What Are Structural Fasteners?
Steel sections can be fastened together by rivets, bolts, and welds. While rivets were used quite extensively in the past, their use in modern steel construction has become almost obsolete. Bolts have essentially replaced rivets as the primary means to connect nonwelded structural components.
Four basic types of bolts are commonly in use. They are designated by ASTM as A307, A325, A490, and A449. A307 bolts are called unfinished or ordinary bolts. They are made from low carbon steel.
Two grades (A and B) are available. They are available in diameters from 1/4 in. to 4 in. in 1/8 in. increments. They are used primarily for low-stress connections and for secondary members. A325 and A490 bolts are called high-strength bolts. A325 bolts are made from a heat treated medium carbon steel.
They are available in three types: Type1—bolts made of medium carbon steel; Type 2—bolts made of low carbon martensite steel; and Type 3—bolts having atmospheric corrosion resistance and weathering characteristics comparable to A242 and A588 steel. A490 bolts are made from quenched and tempered alloy steel and thus have a higher strength than A325 bolts.
Like A325 bolts, three types (Types 1 to 3) are available. Both A325 and A490 bolts are available in diameters from 1/2 in. to 1-1/2 in. in 1/8 in. increments. They are used for general construction purposes.
A449 bolts are made from quenched and tempered steel. They are available in diameters from 1/4 in. to 3 in. A449 bolts are used when diameters over 1-1/2 in. are needed. They are also used for anchor bolts and threaded rod.

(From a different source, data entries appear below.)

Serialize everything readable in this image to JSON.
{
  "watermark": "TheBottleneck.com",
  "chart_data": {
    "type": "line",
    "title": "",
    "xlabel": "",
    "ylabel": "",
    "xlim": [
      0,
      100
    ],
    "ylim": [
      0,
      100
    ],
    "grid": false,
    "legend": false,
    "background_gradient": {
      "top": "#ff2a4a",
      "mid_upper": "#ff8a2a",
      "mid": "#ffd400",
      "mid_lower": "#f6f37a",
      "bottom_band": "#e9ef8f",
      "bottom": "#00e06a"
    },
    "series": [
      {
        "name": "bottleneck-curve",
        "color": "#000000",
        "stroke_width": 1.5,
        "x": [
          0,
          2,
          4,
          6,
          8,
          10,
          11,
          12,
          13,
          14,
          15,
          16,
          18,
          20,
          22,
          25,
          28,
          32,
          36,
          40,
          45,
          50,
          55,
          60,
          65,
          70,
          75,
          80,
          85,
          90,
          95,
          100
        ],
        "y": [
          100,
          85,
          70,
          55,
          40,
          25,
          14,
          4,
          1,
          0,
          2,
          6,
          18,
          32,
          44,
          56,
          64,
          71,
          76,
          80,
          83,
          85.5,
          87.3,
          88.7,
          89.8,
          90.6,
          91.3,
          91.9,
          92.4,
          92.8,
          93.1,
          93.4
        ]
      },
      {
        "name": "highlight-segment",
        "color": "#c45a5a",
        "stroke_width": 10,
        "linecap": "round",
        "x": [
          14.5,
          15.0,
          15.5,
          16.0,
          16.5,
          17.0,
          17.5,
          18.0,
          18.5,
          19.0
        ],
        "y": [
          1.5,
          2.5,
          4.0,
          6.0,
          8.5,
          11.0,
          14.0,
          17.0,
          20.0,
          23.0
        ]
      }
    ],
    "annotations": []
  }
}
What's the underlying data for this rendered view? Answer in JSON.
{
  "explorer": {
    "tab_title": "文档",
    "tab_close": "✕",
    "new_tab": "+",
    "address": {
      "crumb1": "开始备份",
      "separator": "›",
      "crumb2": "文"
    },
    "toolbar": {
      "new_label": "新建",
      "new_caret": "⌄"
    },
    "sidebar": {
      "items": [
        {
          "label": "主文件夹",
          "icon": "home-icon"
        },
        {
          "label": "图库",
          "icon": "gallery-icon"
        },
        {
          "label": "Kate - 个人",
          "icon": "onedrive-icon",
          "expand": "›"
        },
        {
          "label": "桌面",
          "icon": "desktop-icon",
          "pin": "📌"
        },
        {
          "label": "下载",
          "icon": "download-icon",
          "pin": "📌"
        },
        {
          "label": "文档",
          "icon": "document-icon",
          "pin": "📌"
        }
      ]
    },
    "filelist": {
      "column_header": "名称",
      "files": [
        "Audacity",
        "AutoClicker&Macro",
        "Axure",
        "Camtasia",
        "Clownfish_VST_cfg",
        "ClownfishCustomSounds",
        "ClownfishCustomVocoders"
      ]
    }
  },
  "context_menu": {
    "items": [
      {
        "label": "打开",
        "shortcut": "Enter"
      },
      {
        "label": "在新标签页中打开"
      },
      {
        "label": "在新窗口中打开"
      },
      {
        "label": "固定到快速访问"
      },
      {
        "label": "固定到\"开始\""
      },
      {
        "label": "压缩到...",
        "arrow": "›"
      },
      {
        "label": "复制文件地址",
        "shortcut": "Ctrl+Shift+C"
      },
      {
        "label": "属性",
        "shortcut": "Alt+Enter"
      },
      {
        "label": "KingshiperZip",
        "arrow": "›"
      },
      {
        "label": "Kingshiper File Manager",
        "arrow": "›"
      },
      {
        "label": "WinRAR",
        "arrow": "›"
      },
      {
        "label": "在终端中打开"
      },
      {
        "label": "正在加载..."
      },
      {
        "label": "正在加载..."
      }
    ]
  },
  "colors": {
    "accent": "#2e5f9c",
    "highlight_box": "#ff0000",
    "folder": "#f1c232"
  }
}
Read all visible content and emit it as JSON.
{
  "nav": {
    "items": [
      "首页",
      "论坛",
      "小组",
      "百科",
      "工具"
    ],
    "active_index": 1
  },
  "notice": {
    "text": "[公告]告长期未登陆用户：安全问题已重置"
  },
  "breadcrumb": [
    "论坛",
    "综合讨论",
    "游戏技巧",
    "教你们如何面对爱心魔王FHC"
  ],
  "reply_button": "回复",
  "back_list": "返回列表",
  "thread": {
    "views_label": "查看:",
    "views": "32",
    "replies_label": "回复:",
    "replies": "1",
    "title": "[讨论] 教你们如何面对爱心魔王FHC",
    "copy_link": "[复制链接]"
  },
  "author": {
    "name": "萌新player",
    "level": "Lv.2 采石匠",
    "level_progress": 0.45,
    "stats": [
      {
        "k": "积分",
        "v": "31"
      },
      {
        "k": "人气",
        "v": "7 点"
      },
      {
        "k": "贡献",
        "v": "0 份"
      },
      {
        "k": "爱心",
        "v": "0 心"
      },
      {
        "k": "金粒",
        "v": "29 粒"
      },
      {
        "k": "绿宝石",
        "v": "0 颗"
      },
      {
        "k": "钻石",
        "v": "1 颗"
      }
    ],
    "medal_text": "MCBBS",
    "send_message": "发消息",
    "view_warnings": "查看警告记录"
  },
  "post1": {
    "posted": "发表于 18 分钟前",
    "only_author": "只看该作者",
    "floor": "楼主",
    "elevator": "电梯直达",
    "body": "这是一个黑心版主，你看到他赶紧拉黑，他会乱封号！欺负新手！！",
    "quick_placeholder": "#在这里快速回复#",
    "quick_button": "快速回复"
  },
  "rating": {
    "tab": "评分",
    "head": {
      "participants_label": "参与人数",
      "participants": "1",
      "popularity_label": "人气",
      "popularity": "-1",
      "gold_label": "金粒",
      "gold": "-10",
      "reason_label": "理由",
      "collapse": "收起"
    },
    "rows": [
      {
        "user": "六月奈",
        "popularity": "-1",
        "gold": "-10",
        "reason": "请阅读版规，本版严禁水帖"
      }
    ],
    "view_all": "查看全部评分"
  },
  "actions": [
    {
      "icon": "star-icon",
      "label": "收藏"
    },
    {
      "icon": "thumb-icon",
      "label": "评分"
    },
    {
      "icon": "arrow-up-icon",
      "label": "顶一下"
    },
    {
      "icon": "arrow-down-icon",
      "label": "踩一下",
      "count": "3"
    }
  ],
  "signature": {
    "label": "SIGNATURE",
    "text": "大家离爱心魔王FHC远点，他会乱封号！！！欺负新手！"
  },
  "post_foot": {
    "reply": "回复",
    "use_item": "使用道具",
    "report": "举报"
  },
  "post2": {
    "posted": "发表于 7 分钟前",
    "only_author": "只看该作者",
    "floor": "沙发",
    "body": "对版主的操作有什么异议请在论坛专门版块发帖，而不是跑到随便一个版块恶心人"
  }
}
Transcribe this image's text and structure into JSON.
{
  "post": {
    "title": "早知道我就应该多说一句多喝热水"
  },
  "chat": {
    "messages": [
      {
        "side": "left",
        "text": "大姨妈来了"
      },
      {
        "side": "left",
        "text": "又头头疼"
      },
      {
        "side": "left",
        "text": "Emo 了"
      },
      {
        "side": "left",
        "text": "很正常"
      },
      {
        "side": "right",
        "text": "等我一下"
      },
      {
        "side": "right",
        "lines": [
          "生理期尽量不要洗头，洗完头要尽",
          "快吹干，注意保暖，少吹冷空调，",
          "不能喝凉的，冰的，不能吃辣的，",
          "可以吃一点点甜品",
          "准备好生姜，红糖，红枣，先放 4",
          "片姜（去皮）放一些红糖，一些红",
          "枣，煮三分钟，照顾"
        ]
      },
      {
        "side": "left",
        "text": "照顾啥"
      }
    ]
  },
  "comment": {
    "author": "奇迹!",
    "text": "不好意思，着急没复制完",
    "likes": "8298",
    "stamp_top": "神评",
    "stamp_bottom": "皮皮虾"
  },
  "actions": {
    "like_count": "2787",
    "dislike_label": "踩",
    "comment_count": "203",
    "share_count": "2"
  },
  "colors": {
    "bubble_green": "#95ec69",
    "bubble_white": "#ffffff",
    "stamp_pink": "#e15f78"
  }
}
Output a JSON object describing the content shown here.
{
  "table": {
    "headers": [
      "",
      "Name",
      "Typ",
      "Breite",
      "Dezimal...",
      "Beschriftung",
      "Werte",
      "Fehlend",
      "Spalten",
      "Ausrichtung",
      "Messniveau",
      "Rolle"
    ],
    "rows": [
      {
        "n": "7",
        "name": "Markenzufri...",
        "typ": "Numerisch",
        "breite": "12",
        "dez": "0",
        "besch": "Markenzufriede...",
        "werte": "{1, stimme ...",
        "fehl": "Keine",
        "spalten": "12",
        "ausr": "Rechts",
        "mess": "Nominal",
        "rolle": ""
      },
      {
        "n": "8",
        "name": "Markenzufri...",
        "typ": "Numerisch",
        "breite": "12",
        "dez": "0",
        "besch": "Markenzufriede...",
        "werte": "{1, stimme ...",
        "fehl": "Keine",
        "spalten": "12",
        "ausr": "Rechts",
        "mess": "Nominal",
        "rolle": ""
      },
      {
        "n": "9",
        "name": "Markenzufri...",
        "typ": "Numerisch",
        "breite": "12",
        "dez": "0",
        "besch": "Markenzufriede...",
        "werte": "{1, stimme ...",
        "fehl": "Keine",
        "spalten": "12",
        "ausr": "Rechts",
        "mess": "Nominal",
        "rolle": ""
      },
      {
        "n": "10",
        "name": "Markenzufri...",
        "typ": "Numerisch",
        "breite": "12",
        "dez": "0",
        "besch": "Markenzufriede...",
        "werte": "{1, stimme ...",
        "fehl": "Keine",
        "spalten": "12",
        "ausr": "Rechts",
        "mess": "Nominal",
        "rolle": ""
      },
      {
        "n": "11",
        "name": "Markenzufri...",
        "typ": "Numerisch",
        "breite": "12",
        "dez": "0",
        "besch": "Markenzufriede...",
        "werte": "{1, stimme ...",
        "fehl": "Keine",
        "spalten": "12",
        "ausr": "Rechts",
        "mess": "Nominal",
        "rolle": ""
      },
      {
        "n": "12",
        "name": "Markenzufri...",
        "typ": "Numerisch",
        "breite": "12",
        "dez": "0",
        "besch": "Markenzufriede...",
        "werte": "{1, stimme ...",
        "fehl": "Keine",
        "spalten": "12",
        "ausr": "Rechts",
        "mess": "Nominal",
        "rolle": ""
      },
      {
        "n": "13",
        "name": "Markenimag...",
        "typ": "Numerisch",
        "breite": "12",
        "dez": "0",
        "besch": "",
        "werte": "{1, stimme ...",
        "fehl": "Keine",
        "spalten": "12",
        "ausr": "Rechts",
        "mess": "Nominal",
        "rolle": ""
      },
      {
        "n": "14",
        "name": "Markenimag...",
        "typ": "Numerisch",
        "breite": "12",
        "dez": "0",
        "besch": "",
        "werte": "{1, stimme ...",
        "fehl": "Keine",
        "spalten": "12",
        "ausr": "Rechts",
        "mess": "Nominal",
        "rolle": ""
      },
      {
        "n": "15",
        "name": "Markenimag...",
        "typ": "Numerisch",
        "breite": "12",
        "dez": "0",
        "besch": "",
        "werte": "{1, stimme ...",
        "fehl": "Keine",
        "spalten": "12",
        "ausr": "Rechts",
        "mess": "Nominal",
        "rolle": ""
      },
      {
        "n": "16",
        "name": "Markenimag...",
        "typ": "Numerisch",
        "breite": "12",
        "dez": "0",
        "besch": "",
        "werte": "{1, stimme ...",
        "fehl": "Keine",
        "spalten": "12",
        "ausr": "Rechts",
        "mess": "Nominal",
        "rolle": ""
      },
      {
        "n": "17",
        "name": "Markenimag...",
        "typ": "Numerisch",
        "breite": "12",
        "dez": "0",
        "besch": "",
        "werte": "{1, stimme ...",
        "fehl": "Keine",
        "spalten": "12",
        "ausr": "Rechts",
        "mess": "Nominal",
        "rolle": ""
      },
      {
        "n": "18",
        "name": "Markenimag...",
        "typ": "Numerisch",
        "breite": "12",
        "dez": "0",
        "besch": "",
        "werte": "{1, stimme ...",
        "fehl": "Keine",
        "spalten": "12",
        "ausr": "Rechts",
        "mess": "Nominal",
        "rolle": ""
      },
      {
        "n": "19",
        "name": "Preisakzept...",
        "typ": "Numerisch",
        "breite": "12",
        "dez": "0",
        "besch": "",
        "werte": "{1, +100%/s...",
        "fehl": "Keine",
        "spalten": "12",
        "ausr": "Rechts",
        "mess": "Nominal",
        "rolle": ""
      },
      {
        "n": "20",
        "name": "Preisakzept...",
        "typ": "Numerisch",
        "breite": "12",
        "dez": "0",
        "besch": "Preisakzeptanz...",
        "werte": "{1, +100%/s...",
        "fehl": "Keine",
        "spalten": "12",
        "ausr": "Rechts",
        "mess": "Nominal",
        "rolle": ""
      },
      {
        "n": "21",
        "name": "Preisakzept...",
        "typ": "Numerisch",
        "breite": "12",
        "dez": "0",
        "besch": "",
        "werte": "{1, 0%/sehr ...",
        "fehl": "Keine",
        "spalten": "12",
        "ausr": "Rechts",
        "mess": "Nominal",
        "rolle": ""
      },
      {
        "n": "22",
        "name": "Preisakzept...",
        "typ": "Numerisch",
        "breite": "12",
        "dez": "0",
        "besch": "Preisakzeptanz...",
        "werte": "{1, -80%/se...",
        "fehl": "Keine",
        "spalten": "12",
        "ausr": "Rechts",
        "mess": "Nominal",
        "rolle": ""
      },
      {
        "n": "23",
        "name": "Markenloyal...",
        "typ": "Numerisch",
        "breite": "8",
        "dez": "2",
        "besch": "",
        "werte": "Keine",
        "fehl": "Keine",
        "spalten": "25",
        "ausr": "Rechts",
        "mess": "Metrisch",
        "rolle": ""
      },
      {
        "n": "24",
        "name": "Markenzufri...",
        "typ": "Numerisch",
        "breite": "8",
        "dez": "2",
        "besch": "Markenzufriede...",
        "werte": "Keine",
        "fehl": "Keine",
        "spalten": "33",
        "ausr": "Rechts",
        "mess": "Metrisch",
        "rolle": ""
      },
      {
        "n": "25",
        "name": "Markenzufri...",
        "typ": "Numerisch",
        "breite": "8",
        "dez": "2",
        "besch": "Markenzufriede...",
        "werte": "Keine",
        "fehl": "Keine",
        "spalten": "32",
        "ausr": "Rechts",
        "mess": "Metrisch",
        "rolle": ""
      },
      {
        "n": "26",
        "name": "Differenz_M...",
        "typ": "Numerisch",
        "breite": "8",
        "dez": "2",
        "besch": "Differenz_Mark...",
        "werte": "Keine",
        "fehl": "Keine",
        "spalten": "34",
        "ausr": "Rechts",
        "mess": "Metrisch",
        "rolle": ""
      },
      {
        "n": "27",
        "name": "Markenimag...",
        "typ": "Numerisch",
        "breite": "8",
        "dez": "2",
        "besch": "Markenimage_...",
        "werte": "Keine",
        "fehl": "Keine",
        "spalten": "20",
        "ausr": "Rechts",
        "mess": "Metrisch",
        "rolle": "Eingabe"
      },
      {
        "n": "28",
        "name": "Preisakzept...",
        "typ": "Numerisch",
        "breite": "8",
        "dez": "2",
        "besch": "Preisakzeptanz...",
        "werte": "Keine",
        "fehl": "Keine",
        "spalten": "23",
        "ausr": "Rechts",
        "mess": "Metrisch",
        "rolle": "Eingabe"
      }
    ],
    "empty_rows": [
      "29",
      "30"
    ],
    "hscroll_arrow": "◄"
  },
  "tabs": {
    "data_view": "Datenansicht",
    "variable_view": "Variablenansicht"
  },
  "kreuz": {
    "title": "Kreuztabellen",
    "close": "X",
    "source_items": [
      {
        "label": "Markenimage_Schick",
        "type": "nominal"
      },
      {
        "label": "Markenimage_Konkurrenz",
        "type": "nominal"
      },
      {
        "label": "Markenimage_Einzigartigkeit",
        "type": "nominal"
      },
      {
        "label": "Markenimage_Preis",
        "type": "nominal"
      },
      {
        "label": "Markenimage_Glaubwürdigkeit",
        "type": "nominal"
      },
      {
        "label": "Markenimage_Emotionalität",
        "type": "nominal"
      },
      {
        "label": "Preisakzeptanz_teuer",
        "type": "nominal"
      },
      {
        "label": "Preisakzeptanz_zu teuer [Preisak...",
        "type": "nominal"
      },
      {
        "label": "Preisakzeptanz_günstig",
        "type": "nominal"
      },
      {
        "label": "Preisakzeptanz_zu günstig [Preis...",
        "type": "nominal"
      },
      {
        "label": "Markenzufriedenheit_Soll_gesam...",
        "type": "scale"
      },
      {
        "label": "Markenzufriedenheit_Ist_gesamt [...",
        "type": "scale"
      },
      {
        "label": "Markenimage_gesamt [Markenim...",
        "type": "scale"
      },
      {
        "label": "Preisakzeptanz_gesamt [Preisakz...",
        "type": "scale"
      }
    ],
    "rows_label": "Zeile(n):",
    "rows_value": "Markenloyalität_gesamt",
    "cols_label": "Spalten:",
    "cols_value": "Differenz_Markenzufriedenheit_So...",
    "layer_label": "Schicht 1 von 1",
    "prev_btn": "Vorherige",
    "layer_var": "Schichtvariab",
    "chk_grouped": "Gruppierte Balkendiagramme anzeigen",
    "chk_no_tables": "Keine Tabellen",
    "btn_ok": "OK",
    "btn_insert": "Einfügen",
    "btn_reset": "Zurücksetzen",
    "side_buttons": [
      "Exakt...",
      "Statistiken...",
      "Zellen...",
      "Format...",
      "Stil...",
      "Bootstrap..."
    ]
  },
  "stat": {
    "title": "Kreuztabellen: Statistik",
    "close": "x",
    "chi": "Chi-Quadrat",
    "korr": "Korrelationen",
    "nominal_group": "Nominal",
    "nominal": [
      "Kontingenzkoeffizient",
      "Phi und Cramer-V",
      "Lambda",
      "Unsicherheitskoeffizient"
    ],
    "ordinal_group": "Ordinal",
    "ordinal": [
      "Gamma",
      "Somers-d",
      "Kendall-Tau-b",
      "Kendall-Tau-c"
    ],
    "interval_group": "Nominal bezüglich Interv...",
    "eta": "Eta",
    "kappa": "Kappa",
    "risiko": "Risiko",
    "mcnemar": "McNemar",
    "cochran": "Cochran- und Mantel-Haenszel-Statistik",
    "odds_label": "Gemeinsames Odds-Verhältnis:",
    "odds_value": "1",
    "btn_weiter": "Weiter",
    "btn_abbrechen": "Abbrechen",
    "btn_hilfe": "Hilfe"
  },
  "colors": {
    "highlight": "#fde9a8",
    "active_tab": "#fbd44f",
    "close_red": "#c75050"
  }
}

High-strength bolts can be tightened to two conditions of tightness: snug-tight and fully tight. Snug-tight conditions can be attained by a few impacts of an impact wrench, or the full effort of a worker using an ordinary spud wrench.
Snug-tight conditions must be clearly identified on the design drawing and are permitted only if the bolts are not subjected to tension loads, and loosening or fatigue due to vibration or load fluctuations are not design considerations.
Bolts used in slip critical conditions (i.e., conditions for which the integrity of the connected parts is dependent on the frictional force developed between the interfaces of the joint) and in conditions where the bolts are subjected to direct tension are required to be fully tightened to develop a pretension force equal to about 70% of the minimum tensile stress Fu of the material from which the bolts aremade.
This can be accomplished by using the turn-of-the-nut method, the calibrated wrench method, or by the use
of alternate design fasteners or direct tension indicator.
Welding is a very effective means to connect two or more pieces of material together. The four most commonly used welding processes are Shielded Metal Arc Welding (SMAW), Submerged Arc Welding (SAW), Gas Metal Arc Welding (GMAW), and Flux Core Arc Welding (FCAW).
Welding can be done with or without filler materials although most weldings used for construction utilized filler materials. The filler materials used in modern day welding processes are electrodes. Table 3.2
Finished welds should be inspected to ensure their quality. Inspection should be performed by qualified welding inspectors. A number of inspection methods are available for weld inspections.
They include visual, the use of liquid penetrants, magnetic particles, ultrasonic equipment, and radiographic methods. Discussion of these and other welding inspection techniques can be found in the Welding Handbook.